Now two ratios equal to each other can be set up to determine the unknown mass of oxygen.

The answer is 12.5 g of hydrogen. If there are 3.00 g of carbon present for every 1.00 g of hydrogen, we can assume the smallest whole number combination of these elements in that ratio to be 4.00 g of methane: 50.0 g methane x (1.00 g hydrogen)/(4.00 g methane) = 12.5 g of hydrogen.

Describe the experiment that provided evidence that the proton is positively charged. What observation led Rutherford to propose the existence of the neutron? What is the difference between Rutherford’s model of the atom and the model altoalsimce.orgists use today? If cathode rays are not deflected when they pass through a region of space, what does this imply about the presence or absence of a magnetic field perpendicular to the path of the rays in that region? Describe the outcome that would be expected from Rutherford’s experiment if the charge on α particles had remained the same but the nucleus were negatively charged. If the nucleus were neutral, what would have been the outcome? Describe the differences between an α particle, a β particle, and a γ ray. Which has the greatest ability to penetrate matter?

### Numerical Problems

Please be sure you are familiar with the topics discussed in Section 1.6 before proceeding to the Numerical Problems.
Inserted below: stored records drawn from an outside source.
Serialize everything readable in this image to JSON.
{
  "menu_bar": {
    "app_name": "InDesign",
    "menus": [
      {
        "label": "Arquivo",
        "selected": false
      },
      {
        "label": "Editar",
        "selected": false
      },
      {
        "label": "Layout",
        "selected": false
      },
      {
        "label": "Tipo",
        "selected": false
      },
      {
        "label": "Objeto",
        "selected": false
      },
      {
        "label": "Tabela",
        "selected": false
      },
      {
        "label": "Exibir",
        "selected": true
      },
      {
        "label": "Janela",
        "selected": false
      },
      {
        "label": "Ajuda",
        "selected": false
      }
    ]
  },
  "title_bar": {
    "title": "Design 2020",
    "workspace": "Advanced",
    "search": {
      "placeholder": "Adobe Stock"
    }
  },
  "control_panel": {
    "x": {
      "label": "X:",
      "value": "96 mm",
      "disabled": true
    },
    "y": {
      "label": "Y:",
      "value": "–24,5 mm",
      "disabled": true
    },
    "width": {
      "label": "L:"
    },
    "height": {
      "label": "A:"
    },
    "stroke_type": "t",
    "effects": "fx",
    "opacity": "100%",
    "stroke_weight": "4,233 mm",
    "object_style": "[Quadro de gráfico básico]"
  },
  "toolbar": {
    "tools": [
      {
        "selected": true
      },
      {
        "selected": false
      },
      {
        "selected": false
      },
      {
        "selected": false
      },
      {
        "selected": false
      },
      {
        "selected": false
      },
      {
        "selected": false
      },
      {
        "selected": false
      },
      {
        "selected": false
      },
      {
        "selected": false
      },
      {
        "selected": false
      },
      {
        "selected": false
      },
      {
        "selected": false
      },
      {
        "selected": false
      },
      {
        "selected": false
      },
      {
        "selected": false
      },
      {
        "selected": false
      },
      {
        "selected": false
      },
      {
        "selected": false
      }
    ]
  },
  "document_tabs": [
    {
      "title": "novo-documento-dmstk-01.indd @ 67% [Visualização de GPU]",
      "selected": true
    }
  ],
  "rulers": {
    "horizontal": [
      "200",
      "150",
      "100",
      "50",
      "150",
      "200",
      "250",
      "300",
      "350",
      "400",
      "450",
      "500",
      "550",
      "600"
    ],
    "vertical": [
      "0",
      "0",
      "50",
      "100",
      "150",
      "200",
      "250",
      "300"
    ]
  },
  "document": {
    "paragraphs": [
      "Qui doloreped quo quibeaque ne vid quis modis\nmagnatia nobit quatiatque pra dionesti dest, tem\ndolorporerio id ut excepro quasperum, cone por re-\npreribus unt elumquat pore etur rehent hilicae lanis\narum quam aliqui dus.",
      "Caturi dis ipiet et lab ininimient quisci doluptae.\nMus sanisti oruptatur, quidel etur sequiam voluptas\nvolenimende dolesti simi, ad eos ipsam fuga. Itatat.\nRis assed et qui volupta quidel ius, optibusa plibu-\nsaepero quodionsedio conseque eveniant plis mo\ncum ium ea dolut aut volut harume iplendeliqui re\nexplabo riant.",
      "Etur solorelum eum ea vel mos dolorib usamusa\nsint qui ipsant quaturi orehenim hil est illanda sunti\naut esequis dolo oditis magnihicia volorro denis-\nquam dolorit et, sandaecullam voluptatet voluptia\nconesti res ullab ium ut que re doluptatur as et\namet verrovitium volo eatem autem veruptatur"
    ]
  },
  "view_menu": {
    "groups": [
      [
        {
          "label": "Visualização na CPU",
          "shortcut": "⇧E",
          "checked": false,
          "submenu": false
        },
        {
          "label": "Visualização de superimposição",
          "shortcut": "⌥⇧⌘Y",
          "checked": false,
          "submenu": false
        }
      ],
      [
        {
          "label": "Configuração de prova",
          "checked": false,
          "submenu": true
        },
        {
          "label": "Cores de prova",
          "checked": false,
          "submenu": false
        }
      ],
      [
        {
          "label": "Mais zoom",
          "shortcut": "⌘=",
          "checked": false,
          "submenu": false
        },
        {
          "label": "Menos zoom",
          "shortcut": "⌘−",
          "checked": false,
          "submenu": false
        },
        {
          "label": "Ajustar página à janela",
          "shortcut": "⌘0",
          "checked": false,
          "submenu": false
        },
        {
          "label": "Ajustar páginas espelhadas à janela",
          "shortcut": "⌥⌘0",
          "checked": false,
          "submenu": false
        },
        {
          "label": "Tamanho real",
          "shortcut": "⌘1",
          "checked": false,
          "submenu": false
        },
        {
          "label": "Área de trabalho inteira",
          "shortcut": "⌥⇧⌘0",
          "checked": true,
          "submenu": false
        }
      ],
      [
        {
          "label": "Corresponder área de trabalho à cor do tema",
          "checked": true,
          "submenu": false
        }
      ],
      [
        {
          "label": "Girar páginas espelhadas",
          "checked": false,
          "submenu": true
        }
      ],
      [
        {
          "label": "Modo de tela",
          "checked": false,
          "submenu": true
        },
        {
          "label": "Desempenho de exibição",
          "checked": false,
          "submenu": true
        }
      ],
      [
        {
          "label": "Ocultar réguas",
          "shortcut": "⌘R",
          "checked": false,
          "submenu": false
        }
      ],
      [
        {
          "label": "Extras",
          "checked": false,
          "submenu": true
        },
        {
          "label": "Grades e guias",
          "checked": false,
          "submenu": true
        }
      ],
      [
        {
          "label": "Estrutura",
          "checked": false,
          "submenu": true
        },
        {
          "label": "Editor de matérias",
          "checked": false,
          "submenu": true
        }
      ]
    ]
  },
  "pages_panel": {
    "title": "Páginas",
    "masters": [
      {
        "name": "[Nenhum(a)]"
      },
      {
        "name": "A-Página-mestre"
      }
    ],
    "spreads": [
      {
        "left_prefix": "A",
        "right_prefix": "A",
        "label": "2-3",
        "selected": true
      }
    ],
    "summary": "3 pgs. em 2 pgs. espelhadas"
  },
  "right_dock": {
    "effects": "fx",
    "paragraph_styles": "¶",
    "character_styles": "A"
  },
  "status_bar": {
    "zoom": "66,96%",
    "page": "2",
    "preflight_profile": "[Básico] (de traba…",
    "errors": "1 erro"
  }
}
Using the data in Table 1.3 and the periodic table, calculate the percentage of the mass of a silicon atom that is due to electrons. protons. Using the data in Table 1.3 and the periodic table, calculate the percentage of the mass of a helium atom that is due to electrons. protons.
The radius of an atom is approximately 104 times larger than the radius of its nucleus. If the radius of the nucleus were 1.0 cm, what would be the radius of the atom in centimeters? in miles? The total charge on an oil drop was found to be 3.84 × 10−18 coulombs. What is the total number of electrons contained in the drop?